Sit on the ground with your legs apart. Encourage your child to hold onto your body and pull himself into a kneeling position, and then to stand up.

Put toys he likes on a chair or table and encourage him to pull himself up to get them. Or put your hands on his hips to help him up.
illustration of the above: a child pulling himself up to a table.
a man speaking while lifting a child's hips, as described above.
Up you go,Viku!
a boy speaking while supporting a child's bottom, as described below.
I'm holding you, Manuel. You can sit down.

To help your child lower himself from a standing position to a sitting position, support his bottom as he lowers himself to the floor.

To help your child learn to walk

illustration of the below: encouraging a child to walk.
Come to me, Thet Nay, for a big hug.

Encourage your child to walk back and forth, holding onto a piece of furniture. This will also help him learn where different things are in the house.

a woman speaking while holding a child's hand.
Let’s walk to the table, Pablo. Everyone’s ready for supper.

When his balance is better, hold one of his hands and walk with him.

a child pushing a simple wooden walker with 3 wheels.
Be patient. It takes a long time for a child to feel safe walking without holding on to anything.

Let him start walking alone by pushing a simple walker, chair, or box. Put some weight in the box or chair so he has to push harder and so it does not move too fast.

Once your child is walking, be sure to think about possible dangers in your home and the area around it, and how to make walking safer.

To help your child learn to walk up and down stairs

a girl speaking while helping a child walk up stairs.
Hold the rail, Fernando, so you won't hurt yourself.

To help your child walk up stairs, encourage him to stand up and hold onto the rail and move one step at a time. Later, teach him how to go down the stairs too.

To help your child use his arms for guidance

As your child gets older, he can learn to use his arms to guide and protect himself while walking.

This boy's hand is touching the wall for guidance.

At home, he can use the back of his hand to follow a wall, the edge of a table, or other objects.

illustration of the below: a child protecting his face and body with his arms.

In other places he can hold one hand in front of his face, with his palm facing away from his body. This hand protects his face and head. He should hold his other hand about waist high, to protect the rest of his body.

illustration of the below: a child falling with his hands out and knees bent.
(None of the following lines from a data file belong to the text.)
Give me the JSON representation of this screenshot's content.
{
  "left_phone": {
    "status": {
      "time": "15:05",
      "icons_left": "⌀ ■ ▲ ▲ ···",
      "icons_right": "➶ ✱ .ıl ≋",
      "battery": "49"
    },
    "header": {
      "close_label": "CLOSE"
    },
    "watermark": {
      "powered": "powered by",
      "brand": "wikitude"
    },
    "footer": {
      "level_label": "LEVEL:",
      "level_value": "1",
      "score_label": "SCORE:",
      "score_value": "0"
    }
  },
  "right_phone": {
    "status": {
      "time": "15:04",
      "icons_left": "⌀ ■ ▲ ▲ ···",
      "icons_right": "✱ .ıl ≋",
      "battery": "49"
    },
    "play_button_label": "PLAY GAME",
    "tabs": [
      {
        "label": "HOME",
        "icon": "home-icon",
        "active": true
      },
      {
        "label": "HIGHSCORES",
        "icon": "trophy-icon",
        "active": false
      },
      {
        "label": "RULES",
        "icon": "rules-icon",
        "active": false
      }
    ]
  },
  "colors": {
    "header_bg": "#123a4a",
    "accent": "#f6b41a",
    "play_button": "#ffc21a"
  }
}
When he falls, teach him to protect himself by putting out his hands and bending his knees as he falls. This will keep him from hurting his head.

Accidents will happen just as they do to children who can see. But it is important to let your child do things for himself, to learn to be independent.

To help your child learn to use a stick (cane)

A child can start learning to use a stick whenever he seems ready, usually when he is 3 or 4 years old. Using a stick can help a child feel more comfortable when walking in new places.

The stick should be thin and light, but strong enough so it does not break easily. The top of the stick can be curved or straight.
HCWB Ch10 Page 95-1.png
It should be tall enough to almost reach your child's shoulders.

With practice, it can also help him walk faster, with long, sure steps. This is because he can feel further ahead with a stick than with his hands or feet.

a man speaking as a boy walks with a stick.
Keep your arm straight, Kiran.
a man speaking as a boy walks with a stick.
As the stick touches the ground on the left side, Kiran, move your right foot forward.
At first, have your child lightly
touch the ground in front of
him with the stick as he walks.
Stop before he gets tired. 5 to 10
minutes is enough at first.
As he gets used to using the stick, teach
him to move it from side to side, lightly
touching the ground. The width of the
swing should be a little more than the
width of his shoulders.

Your child can also use a stick to help him go up and down stairs and curbs:

a child holding a stick correctly, upright on a step.
a child holding a stick incorrectly, stretched out in front of him.
Teach him to hold the stick like
this to feel the height and position
of each step.
Do not hold the stick like this! The
step may make the stick stop
suddenly and hit him in the stomach.